The UNHCR reported that the Kosovo Police maintained an increased presence in areas with returnees to prevent interethnic violence, but despite of it, 23 incidents of violence against ethnic Serbs were recorded last year and one incident involving Roma returnees.
The report mentions that protestors threw stones at ethnic Serb IDPs visiting a church in Klina to mark a religious holiday. The Kosovo Police arrested an individual accused of orchestrating the attack.
In addition to these security incidents against returnees, the report also lists Oliver Ivanovic’s murder, but also that 100 cases of theft, break-ins, verbal attacks and property damage belonging to the Kosovo Serbs or the Serbian Orthodox Church were recorded in the first seven months of 2018.
The report also details the arrest of Marko Djuric in North Mitrovica on March 26th. It states that during the action of the special police intervention unit of the Kosovo Police, 32 people were injured and that the status of the investigation requested by Serb representatives in parliament has remained unknown since November.
You can read the entire State Department report here.
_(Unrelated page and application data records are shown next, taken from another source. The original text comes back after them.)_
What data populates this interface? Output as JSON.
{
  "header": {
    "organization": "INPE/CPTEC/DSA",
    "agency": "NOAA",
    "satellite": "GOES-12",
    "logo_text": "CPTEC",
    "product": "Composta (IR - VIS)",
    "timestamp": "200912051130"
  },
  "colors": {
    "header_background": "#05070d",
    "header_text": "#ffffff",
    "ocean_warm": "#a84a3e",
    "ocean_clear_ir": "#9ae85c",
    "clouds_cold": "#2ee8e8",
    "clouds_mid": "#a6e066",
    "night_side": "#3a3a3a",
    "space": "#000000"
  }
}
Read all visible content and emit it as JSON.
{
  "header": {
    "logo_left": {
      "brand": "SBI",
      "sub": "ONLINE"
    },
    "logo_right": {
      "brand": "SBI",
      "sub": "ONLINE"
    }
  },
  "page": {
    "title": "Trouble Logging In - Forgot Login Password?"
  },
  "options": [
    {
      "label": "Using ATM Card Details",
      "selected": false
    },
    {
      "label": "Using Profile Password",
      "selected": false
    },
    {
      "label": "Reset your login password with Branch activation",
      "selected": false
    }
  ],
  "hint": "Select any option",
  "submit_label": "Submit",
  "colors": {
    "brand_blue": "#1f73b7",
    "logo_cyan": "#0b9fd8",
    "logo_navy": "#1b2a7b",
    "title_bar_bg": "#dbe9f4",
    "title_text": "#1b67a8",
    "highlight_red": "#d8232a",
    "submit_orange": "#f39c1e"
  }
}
Freedom of movement
The Ibar Bridge connecting North and South Mitrovica remained fully open only to pedestrians. Other bridges connecting the two cities were fully open – the report reads.
The report, however, also states that the government did not consider Serbian-issued personal documents bearing Kosovo town names to be valid travel documents, making it difficult for many members of the Kosovo Serb community to travel freely to and from Kosovo, unless using the two border crossings with Serbia located in the Kosovo-Serb majority municipalities in the north.
The cases of intimidation of journalists by public officials, politicians, businessmen and radical religious groups were recorded in 2018 – 16 such cases according to the information of the Association of Journalists of Kosovo, and it is also reported that the media have difficulties in gathering information from the government and public institutions.
However, despite the reported pressures, the State Department estimates that independent media still managed to present diverse attitudes, generally without restriction. Financial difficulties jeopardize editorial independence.
The report explicitly cites one case of assault on a journalist of Albanian ethnicity by Serbs during the arrest of Marko Djuric, while ethnic Serb journalists covering the same gathering claimed the KP teargassed them, pushed them to the ground, and destroyed their equipment. It is not known whether an investigation requested by Serbian officials over excessive use of force by the Kosovo Police in this particular case includes reported attacks on journalists.
Out of over 1,600 missing people, 70% are Albanian
The International Committee of the Red Cross registered 1,608 persons missing in the 1998-1999 conflict period as well as in the period of political violence that followed.
Although ICRC data do not provide a public insight into the ethnicity of missing persons, according to the information of those who had access to this data, about 70 percent of the missing persons are Albanian, while 30 percent of the missing are Serbs, Roma, Ashkali, Egyptians, Bosniaks and Montenegrins.
Preuzimanje i objavljivanje tekstova sa portala KoSSev nije dozvoljeno bez navođenja izvora. Hvala na poštovanju etike novinarske profesije.